8 $a0: char *;
$a1: int
read_string: Read a string into the provided buffer (referenced by $a0); up to size (given in $a1) bytes are read, and the result is nul-terminated.
12 $v0: char read_character: Read the next character from the console into register $v0; analogous to getchar(3)
File Manipulation
13 $a0: char *;
$a1: int;
$a2: mode_t
$v0: fd open: Open the file specified by name (referenced by $a0) in a particular access mode as specified by flags (given by $a1), and, if it is to be created, with mode mode (given by $a2). Returns a file descriptor, a small non-negative int. Effectively, open(2).
14 $a0: fd;
$a1: void *;
$a2: int
$v0: int read: On the file given by the file descriptor fd (given in $a0), read len bytes (given by $a2) into buffer (given by $a1). Returns the number of bytes read, or -1 if an error occurred. Effectively, read(2).
15 $a0: fd;
$a1: void *;
$a2: int
$v0: int write: On the file given by the file descriptor fd (given in $a0), write len bytes (given by $a2) from buffer (given by $a1). Returns the number of bytes written, or -1 if an error occurred. Effectively, write(2).
16 $a0: fd $v0: int close: Close the file given by the file descriptor fd (given in $a0). Returns 0 if successful, or -1 if an error occurred. Effectively, close(2).
Process Services
9 $a0: int sbrk: Extend the .data segment by adding $a0 bytes; a primitive useful for, e.g., implementing malloc(3)
10 exit: The program exits with code 0.
17 $a0: int exit2: The program exits with code (given in $a0).

Directives

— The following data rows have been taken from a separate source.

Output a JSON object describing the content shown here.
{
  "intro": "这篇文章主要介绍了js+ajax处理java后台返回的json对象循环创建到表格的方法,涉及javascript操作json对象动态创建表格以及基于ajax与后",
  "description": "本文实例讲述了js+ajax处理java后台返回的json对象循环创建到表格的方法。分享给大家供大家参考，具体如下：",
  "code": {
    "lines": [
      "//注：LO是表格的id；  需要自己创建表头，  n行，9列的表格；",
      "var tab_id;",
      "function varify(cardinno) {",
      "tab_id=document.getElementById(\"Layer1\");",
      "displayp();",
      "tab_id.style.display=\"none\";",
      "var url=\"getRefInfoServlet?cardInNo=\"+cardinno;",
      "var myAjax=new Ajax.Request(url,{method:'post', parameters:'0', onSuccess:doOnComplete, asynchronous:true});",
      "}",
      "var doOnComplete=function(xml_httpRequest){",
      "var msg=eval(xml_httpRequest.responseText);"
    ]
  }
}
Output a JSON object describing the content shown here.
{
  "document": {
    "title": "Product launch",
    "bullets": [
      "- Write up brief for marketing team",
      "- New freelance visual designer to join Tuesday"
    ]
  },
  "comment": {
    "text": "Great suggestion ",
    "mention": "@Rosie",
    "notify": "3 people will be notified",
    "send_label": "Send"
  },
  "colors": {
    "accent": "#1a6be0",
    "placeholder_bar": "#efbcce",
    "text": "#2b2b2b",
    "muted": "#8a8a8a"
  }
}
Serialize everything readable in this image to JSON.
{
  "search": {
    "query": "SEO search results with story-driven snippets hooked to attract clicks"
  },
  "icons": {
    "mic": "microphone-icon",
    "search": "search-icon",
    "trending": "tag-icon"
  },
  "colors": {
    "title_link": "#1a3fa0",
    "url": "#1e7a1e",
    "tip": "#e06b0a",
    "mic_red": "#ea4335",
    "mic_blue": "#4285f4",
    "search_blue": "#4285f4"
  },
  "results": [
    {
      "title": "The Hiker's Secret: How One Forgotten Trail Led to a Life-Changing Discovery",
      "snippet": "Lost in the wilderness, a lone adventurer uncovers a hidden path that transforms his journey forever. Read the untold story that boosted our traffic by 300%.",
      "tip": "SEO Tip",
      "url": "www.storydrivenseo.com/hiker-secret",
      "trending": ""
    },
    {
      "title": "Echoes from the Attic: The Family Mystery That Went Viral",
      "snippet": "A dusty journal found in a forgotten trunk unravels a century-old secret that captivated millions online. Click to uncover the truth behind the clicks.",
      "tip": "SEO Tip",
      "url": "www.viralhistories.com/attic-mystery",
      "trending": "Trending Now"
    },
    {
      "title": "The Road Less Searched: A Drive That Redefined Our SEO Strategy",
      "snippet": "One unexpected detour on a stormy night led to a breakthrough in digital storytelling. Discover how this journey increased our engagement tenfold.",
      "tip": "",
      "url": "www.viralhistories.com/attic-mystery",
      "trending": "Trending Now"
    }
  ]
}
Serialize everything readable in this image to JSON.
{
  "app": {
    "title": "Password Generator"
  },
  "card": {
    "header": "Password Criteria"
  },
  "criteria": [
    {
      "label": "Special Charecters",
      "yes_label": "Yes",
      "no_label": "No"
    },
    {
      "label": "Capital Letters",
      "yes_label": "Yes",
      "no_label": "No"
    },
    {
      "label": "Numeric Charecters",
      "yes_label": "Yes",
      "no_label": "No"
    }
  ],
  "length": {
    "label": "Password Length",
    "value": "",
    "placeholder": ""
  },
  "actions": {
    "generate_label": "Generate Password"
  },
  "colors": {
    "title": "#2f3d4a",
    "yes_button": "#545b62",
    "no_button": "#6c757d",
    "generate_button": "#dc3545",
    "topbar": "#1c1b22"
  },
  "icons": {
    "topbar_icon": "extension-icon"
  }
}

The SPIM assembler supports a number of directives, which allow things to be specified at assembly time.

Directive Description
.text the instructions following this directive are placed in the text segment of memory
.data the data defined following this directive is placed in the data segment of memory
.ktext the instructions following this directive are placed in the kernel text segment of memory
.kdata the data defined following this directive is placed in the kernel data segment of memory
.align N arrange that the next datum is stored with appropriate alignment (that the lower N bits of its address are set to zero) by inserting enough padding — nearly always automatically done; a half word requires .align 1 (for two bytes), a word requires .align 2 (for four bytes), and a double requires .align 3 (for eight bytes).
.ascii "string" store an ASCII string without a '\0'-terminator at the next location(s) in the current data segment. nearly always not what you want; use .asciiz instead!
.asciiz "string" store a '\0'-terminated ASCII string at the next location(s) in the current data segment
.space n allocate n uninitialised bytes of space at the next location in the current segment
.byte val [, ...] store values in successive byte(s) at the next location(s) in the current segment
.half val [, ...] store values in successive half word(s) at the next location(s) in the current segment
.word val [, ...] store values in successive word(s) at the next location(s) in the current segment
.float val [, ...] store values in successive float(s) at the next location(s) in the current segment
.double val [, ...] store values in successive double(s) at the next location(s) in the current segment
.globl label [, ...] Declare the listed label(s) as global to enable referencing from other files